** Opening Given records block **

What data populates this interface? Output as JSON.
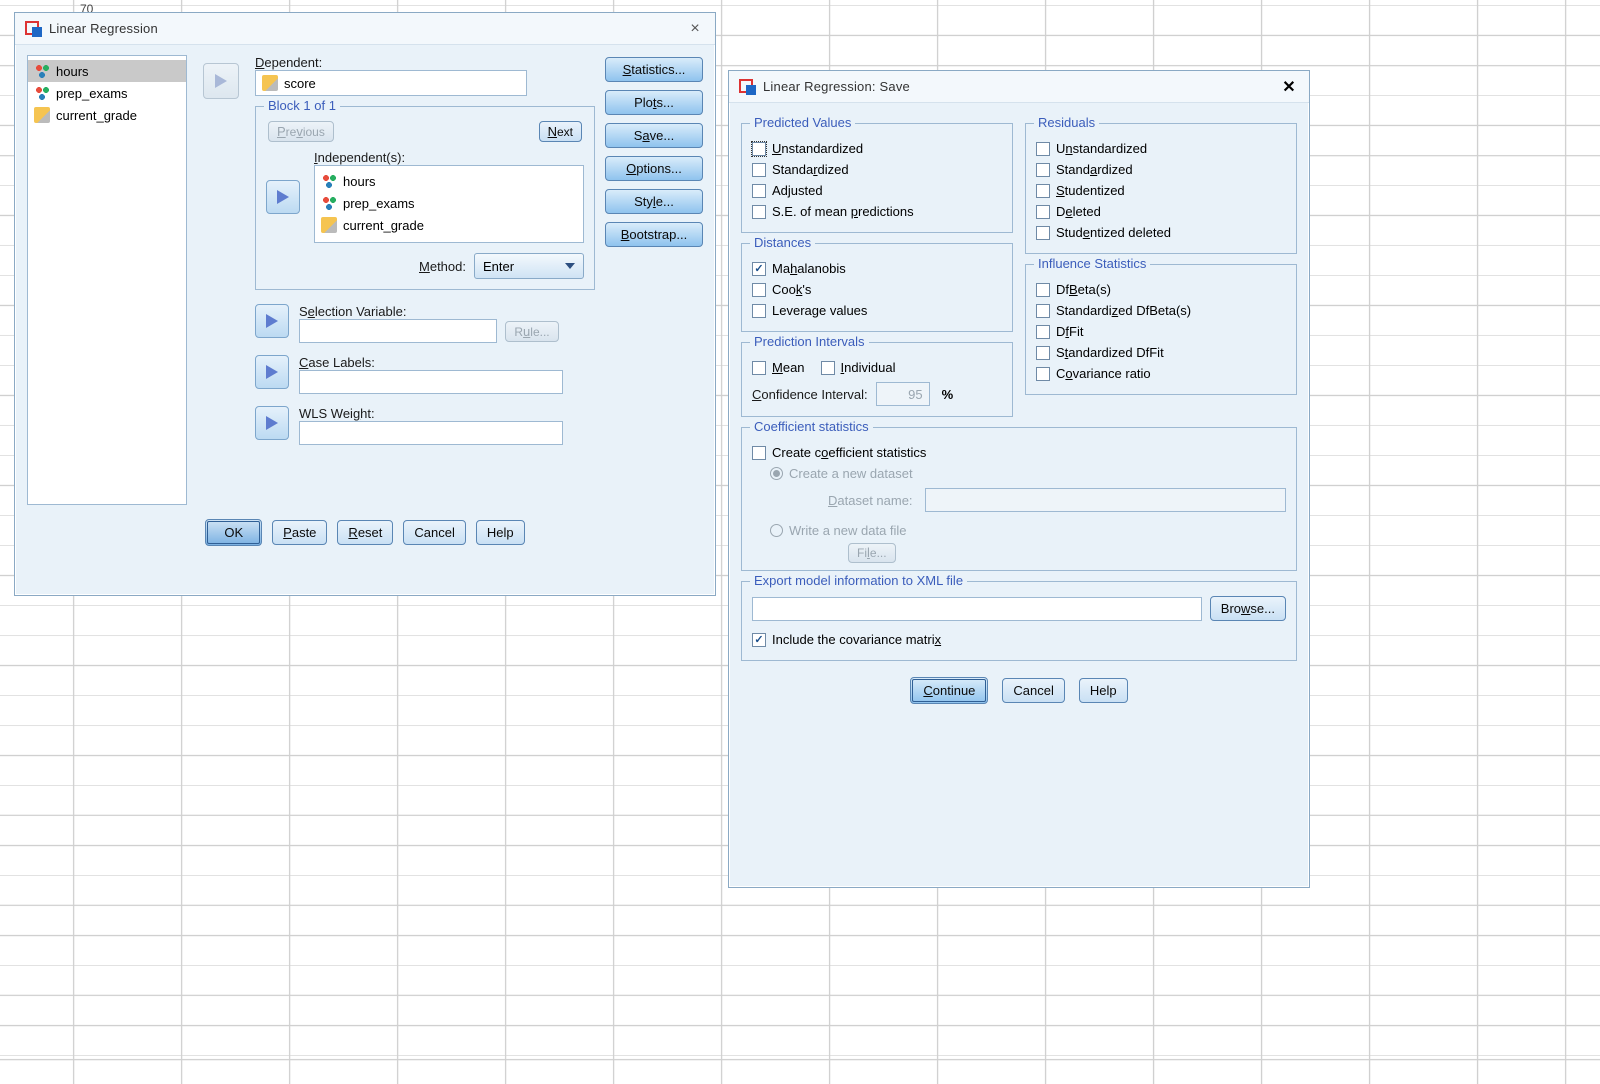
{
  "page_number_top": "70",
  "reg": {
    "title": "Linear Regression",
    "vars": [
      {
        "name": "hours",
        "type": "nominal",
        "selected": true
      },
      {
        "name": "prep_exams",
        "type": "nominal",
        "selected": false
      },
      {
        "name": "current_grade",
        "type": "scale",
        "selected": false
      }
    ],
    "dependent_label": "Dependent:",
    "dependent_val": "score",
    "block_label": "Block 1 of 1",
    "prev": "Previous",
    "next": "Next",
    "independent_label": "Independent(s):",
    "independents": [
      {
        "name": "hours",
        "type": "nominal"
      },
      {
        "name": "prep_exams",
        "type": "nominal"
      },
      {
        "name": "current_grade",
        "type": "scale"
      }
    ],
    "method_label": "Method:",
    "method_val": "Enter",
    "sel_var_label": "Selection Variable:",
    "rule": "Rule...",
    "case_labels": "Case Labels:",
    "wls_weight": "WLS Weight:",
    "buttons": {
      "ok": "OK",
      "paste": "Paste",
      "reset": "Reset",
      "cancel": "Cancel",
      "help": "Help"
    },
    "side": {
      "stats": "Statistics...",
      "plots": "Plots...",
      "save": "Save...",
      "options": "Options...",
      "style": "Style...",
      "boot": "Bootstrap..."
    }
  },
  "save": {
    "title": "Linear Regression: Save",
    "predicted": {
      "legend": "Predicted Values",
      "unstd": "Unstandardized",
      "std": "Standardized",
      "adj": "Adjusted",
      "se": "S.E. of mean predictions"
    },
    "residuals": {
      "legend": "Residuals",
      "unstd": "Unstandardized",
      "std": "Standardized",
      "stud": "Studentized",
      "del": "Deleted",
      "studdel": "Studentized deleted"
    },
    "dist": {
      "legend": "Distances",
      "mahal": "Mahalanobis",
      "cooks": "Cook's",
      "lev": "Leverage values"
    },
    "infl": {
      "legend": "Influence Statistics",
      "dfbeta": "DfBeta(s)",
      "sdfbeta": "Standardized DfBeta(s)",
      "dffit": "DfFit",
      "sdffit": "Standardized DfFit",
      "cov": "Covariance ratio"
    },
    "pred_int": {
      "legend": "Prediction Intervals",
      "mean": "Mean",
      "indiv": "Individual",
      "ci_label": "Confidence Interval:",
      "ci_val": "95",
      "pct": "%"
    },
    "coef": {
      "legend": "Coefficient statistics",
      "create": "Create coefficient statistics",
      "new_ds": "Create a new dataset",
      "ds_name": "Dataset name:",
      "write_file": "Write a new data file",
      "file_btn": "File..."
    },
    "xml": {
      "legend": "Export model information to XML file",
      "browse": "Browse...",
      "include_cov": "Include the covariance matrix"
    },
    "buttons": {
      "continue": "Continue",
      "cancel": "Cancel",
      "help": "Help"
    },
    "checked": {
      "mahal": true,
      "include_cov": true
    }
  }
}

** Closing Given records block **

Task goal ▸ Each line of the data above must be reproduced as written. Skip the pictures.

Response area ▸
What data populates this interface? Output as JSON.
{
  "page_number_top": "70",
  "reg": {
    "title": "Linear Regression",
    "vars": [
      {
        "name": "hours",
        "type": "nominal",
        "selected": true
      },
      {
        "name": "prep_exams",
        "type": "nominal",
        "selected": false
      },
      {
        "name": "current_grade",
        "type": "scale",
        "selected": false
      }
    ],
    "dependent_label": "Dependent:",
    "dependent_val": "score",
    "block_label": "Block 1 of 1",
    "prev": "Previous",
    "next": "Next",
    "independent_label": "Independent(s):",
    "independents": [
      {
        "name": "hours",
        "type": "nominal"
      },
      {
        "name": "prep_exams",
        "type": "nominal"
      },
      {
        "name": "current_grade",
        "type": "scale"
      }
    ],
    "method_label": "Method:",
    "method_val": "Enter",
    "sel_var_label": "Selection Variable:",
    "rule": "Rule...",
    "case_labels": "Case Labels:",
    "wls_weight": "WLS Weight:",
    "buttons": {
      "ok": "OK",
      "paste": "Paste",
      "reset": "Reset",
      "cancel": "Cancel",
      "help": "Help"
    },
    "side": {
      "stats": "Statistics...",
      "plots": "Plots...",
      "save": "Save...",
      "options": "Options...",
      "style": "Style...",
      "boot": "Bootstrap..."
    }
  },
  "save": {
    "title": "Linear Regression: Save",
    "predicted": {
      "legend": "Predicted Values",
      "unstd": "Unstandardized",
      "std": "Standardized",
      "adj": "Adjusted",
      "se": "S.E. of mean predictions"
    },
    "residuals": {
      "legend": "Residuals",
      "unstd": "Unstandardized",
      "std": "Standardized",
      "stud": "Studentized",
      "del": "Deleted",
      "studdel": "Studentized deleted"
    },
    "dist": {
      "legend": "Distances",
      "mahal": "Mahalanobis",
      "cooks": "Cook's",
      "lev": "Leverage values"
    },
    "infl": {
      "legend": "Influence Statistics",
      "dfbeta": "DfBeta(s)",
      "sdfbeta": "Standardized DfBeta(s)",
      "dffit": "DfFit",
      "sdffit": "Standardized DfFit",
      "cov": "Covariance ratio"
    },
    "pred_int": {
      "legend": "Prediction Intervals",
      "mean": "Mean",
      "indiv": "Individual",
      "ci_label": "Confidence Interval:",
      "ci_val": "95",
      "pct": "%"
    },
    "coef": {
      "legend": "Coefficient statistics",
      "create": "Create coefficient statistics",
      "new_ds": "Create a new dataset",
      "ds_name": "Dataset name:",
      "write_file": "Write a new data file",
      "file_btn": "File..."
    },
    "xml": {
      "legend": "Export model information to XML file",
      "browse": "Browse...",
      "include_cov": "Include the covariance matrix"
    },
    "buttons": {
      "continue": "Continue",
      "cancel": "Cancel",
      "help": "Help"
    },
    "checked": {
      "mahal": true,
      "include_cov": true
    }
  }
}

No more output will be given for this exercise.